Linda and I poked along ahead of the men, going at our own pace.

Even Auggie enjoyed Tinkertown, posing for a photograph for us.

After the museum we followed Chuck and Linda to their beautiful home outside of Albuquerque, where we had a lovely visit and a great meal. Linda showed me her inkle loom that she found at a yard sale. It only has two legs and no base, and looks like it is meant to be held between the weaver's knees. A turnbuckle provides control over tension. I've never seen a loom quite like this one, although my grandfather built an inkle loom for my grandmother and used a turnbuckle for tension, so maybe the same plans were used and individualized.
Auggie and Linda's dog, Henry, had a good time playing until puppy exuberance resulted in Auggie putting his new friend in his place. He flipped Henry onto his back and told him enough was enough. Henry wasn't hurt at all but I think his feelings were!
All in all, a wonderful day with good friends.

Thursday, May 19, 2016

Palace of the Governors

One place Bob and I have been eager to see Santa Fe's Palace of the Governors. Built in 1610, it was the seat of government for Spain's Nuevo Mexico in the New World, and America's oldest continually occupied public building. And when New Mexico was annexed as an American territory, the Palace became New Mexico's first territorial capitol. On Thursday we visited the Palace.

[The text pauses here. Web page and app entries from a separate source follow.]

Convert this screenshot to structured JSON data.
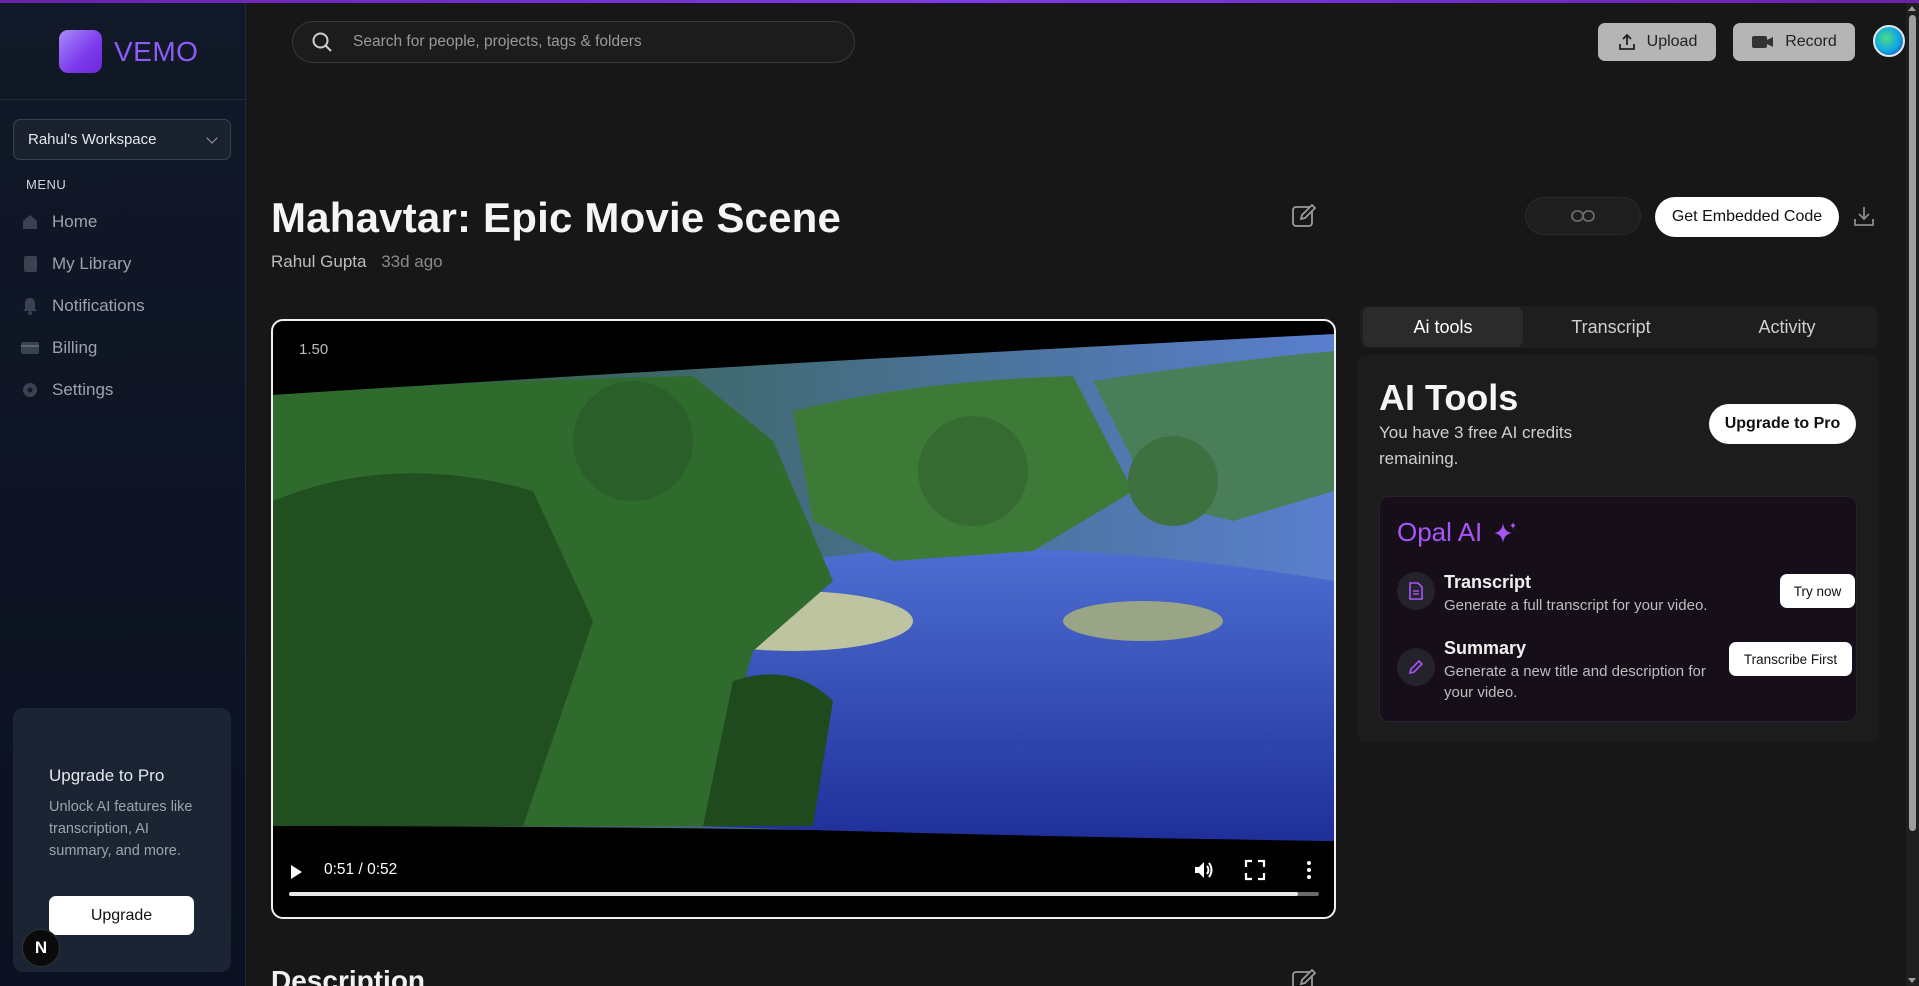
{
  "app": {
    "name": "VEMO",
    "accent": "#8b5cf6"
  },
  "sidebar": {
    "workspace": "Rahul's Workspace",
    "menu_label": "MENU",
    "items": [
      {
        "label": "Home",
        "icon": "home-icon"
      },
      {
        "label": "My Library",
        "icon": "library-icon"
      },
      {
        "label": "Notifications",
        "icon": "bell-icon"
      },
      {
        "label": "Billing",
        "icon": "credit-card-icon"
      },
      {
        "label": "Settings",
        "icon": "gear-icon"
      }
    ],
    "upgrade": {
      "title": "Upgrade to Pro",
      "description": "Unlock AI features like transcription, AI summary, and more.",
      "button": "Upgrade"
    },
    "badge": "N"
  },
  "header": {
    "search_placeholder": "Search for people, projects, tags & folders",
    "upload_label": "Upload",
    "record_label": "Record"
  },
  "video": {
    "title": "Mahavtar: Epic Movie Scene",
    "author": "Rahul Gupta",
    "age": "33d ago",
    "embed_label": "Get Embedded Code",
    "speed": "1.50",
    "time": "0:51 / 0:52",
    "progress": 0.98
  },
  "panel": {
    "tabs": [
      "Ai tools",
      "Transcript",
      "Activity"
    ],
    "ai_title": "AI Tools",
    "ai_subtitle": "You have 3 free AI credits remaining.",
    "upgrade_label": "Upgrade to Pro",
    "opal_title": "Opal AI",
    "features": [
      {
        "title": "Transcript",
        "description": "Generate a full transcript for your video.",
        "button": "Try now"
      },
      {
        "title": "Summary",
        "description": "Generate a new title and description for your video.",
        "button": "Transcribe First"
      }
    ]
  },
  "description": {
    "heading": "Description"
  }
}
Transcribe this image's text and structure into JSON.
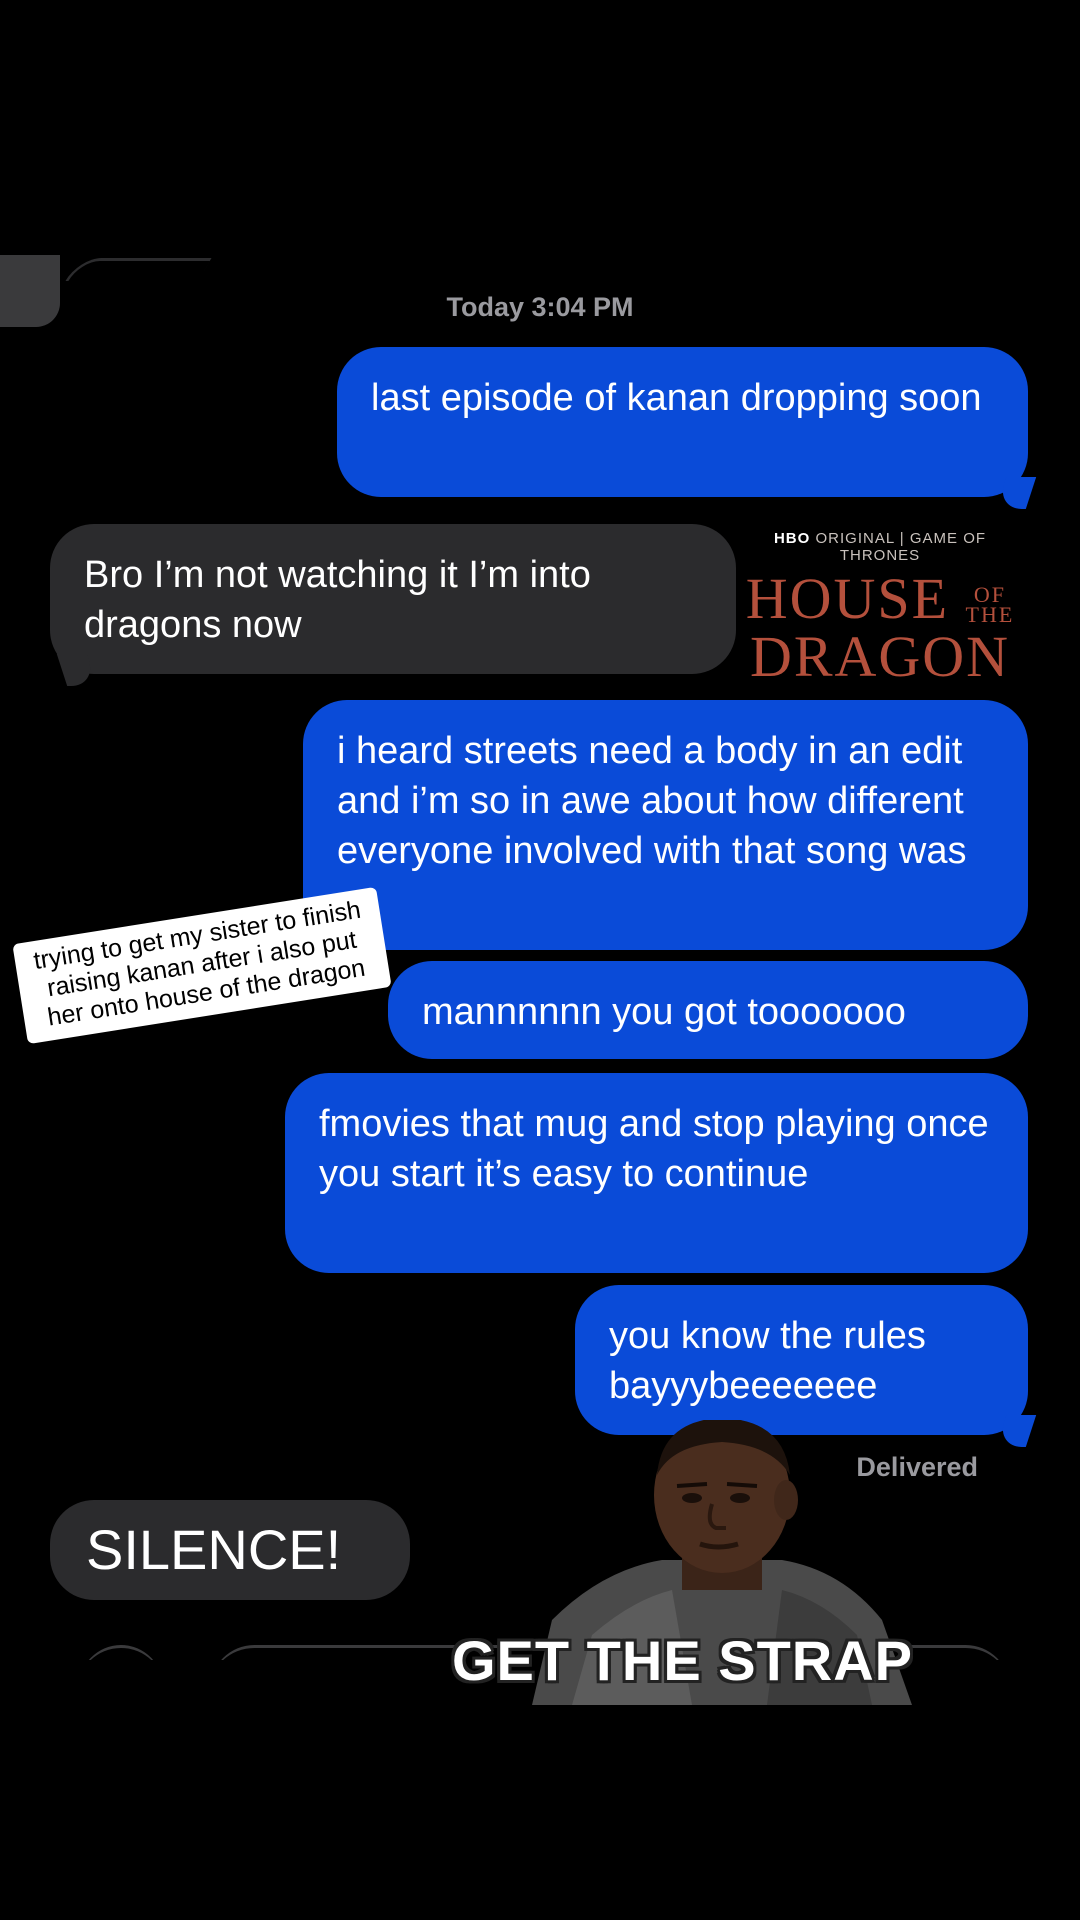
{
  "timestamp": "Today 3:04 PM",
  "messages": [
    {
      "id": "b1",
      "direction": "outgoing",
      "text": "last episode of kanan dropping soon"
    },
    {
      "id": "b2",
      "direction": "incoming",
      "text": "Bro I’m not watching it I’m into dragons now"
    },
    {
      "id": "b3",
      "direction": "outgoing",
      "text": "i heard streets need a body in an edit and i’m so in awe about how different everyone involved with that song was"
    },
    {
      "id": "b4",
      "direction": "outgoing",
      "text": "mannnnnn you got tooooooo"
    },
    {
      "id": "b5",
      "direction": "outgoing",
      "text": "fmovies that mug and stop playing once you start it’s easy to continue"
    },
    {
      "id": "b6",
      "direction": "outgoing",
      "text": "you know the rules bayyybeeeeeee"
    },
    {
      "id": "b7",
      "direction": "incoming",
      "text": "SILENCE!"
    }
  ],
  "delivered_label": "Delivered",
  "logo": {
    "network": "HBO",
    "original": "ORIGINAL",
    "franchise": "GAME OF THRONES",
    "title_line1": "HOUSE",
    "title_of": "OF",
    "title_the": "THE",
    "title_line2": "DRAGON"
  },
  "sticker_text": "trying to get my sister to finish raising kanan after i also put her onto house of the dragon",
  "meme_caption": "GET THE STRAP",
  "colors": {
    "outgoing_bubble": "#0a4bd8",
    "incoming_bubble": "#2b2b2d",
    "background": "#000000",
    "meta_text": "#9a9a9f",
    "logo_red": "#b4503c"
  }
}
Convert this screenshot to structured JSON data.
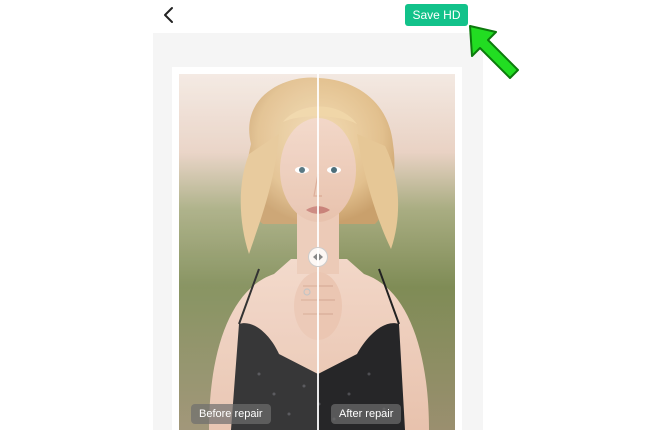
{
  "header": {
    "back_icon": "chevron-left-icon",
    "save_label": "Save HD"
  },
  "preview": {
    "before_label": "Before repair",
    "after_label": "After repair",
    "handle_icon": "split-handle-icon"
  },
  "colors": {
    "accent": "#12c28a",
    "pointer": "#22dd22"
  }
}
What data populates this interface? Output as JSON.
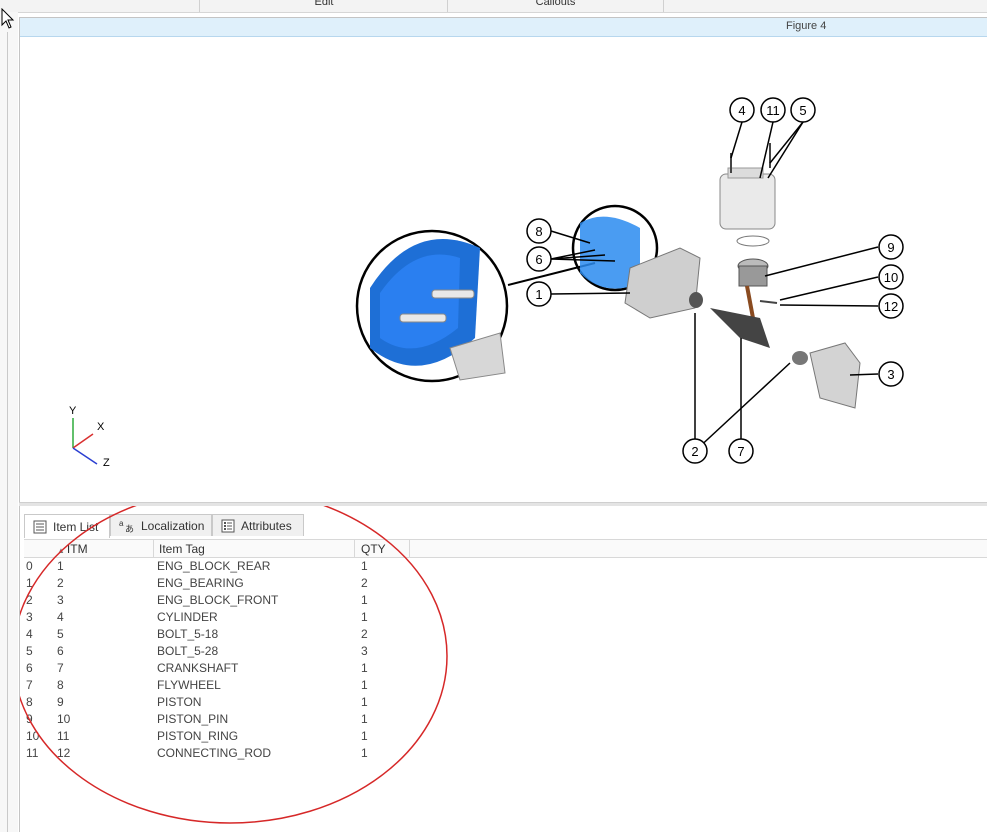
{
  "toolbar": {
    "edit_label": "Edit",
    "callouts_label": "Callouts"
  },
  "figure": {
    "title": "Figure 4"
  },
  "axes": {
    "y": "Y",
    "x": "X",
    "z": "Z"
  },
  "callouts": [
    "4",
    "11",
    "5",
    "8",
    "6",
    "1",
    "9",
    "10",
    "12",
    "3",
    "2",
    "7"
  ],
  "tabs": [
    {
      "label": "Item List",
      "icon": "list-icon"
    },
    {
      "label": "Localization",
      "icon": "translate-icon"
    },
    {
      "label": "Attributes",
      "icon": "attributes-icon"
    }
  ],
  "table": {
    "headers": [
      "ITM",
      "Item Tag",
      "QTY"
    ],
    "rows": [
      [
        "0",
        "1",
        "ENG_BLOCK_REAR",
        "1"
      ],
      [
        "1",
        "2",
        "ENG_BEARING",
        "2"
      ],
      [
        "2",
        "3",
        "ENG_BLOCK_FRONT",
        "1"
      ],
      [
        "3",
        "4",
        "CYLINDER",
        "1"
      ],
      [
        "4",
        "5",
        "BOLT_5-18",
        "2"
      ],
      [
        "5",
        "6",
        "BOLT_5-28",
        "3"
      ],
      [
        "6",
        "7",
        "CRANKSHAFT",
        "1"
      ],
      [
        "7",
        "8",
        "FLYWHEEL",
        "1"
      ],
      [
        "8",
        "9",
        "PISTON",
        "1"
      ],
      [
        "9",
        "10",
        "PISTON_PIN",
        "1"
      ],
      [
        "10",
        "11",
        "PISTON_RING",
        "1"
      ],
      [
        "11",
        "12",
        "CONNECTING_ROD",
        "1"
      ]
    ]
  },
  "colors": {
    "accent_blue": "#1e6fd6",
    "highlight_oval": "#d62828",
    "figure_bar": "#dff0fb"
  }
}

We arrived in time for a forty five minute, docent-led tour, that lasted an hour and a half (!) and gave us an in-depth look at New Mexico's early days. Our docent really knew her stuff and enjoyed what she did. One of the famous people who walked these halls was Billy the Kid, who was captured and held here until he escaped while visiting the latrine.
During the tour our docent introduced us to one of the security guards who happens to be the great grandson of Ezequiel de Baca, the first Lieutenant-Governor of New Mexico after becoming a state on January 6, 1912.
The Palace housed some very interesting exhibits, such as this "mud wagon," a real stagecoach used to bring settlers to the territory.
This is a fragment of a Jerga, woven in New Mexico and used as floor coverings and bedspreads. They were a major trade item to the rest of Mexico to the south.
The museum boasts a large collection of santos, likenesses of Spanish saints used in local churches. These santos were made by master craftsmen who worked in talleres, or workshops to produce these masterpieces.
 The chapel has been restored beautifully.
The residents of Nuevo Mexico had to be very resourceful, as supply trains only visited once every three years and Spain prohibited trade with anyone else. This violin was made of rawhide.
On the veranda of the Palace of the Governors was a jewelry fair with artisans presenting their wares. Bob and I walked around the Plaza and stopped into a chocolate shop for a truffle. Yum.
We returned home and I started working on this narrow band, consisting of a pickup pattern and woven on my Gilmore Inkle Lap Loom, precursor to the Mini Wave Loom. Every time I weave something on my Lap Inkle I fall in love with it again. It's too bad Gilmore stopped making them and I'm lucky to have one--Gilmore sold me the last one they had on their shelves, years ago.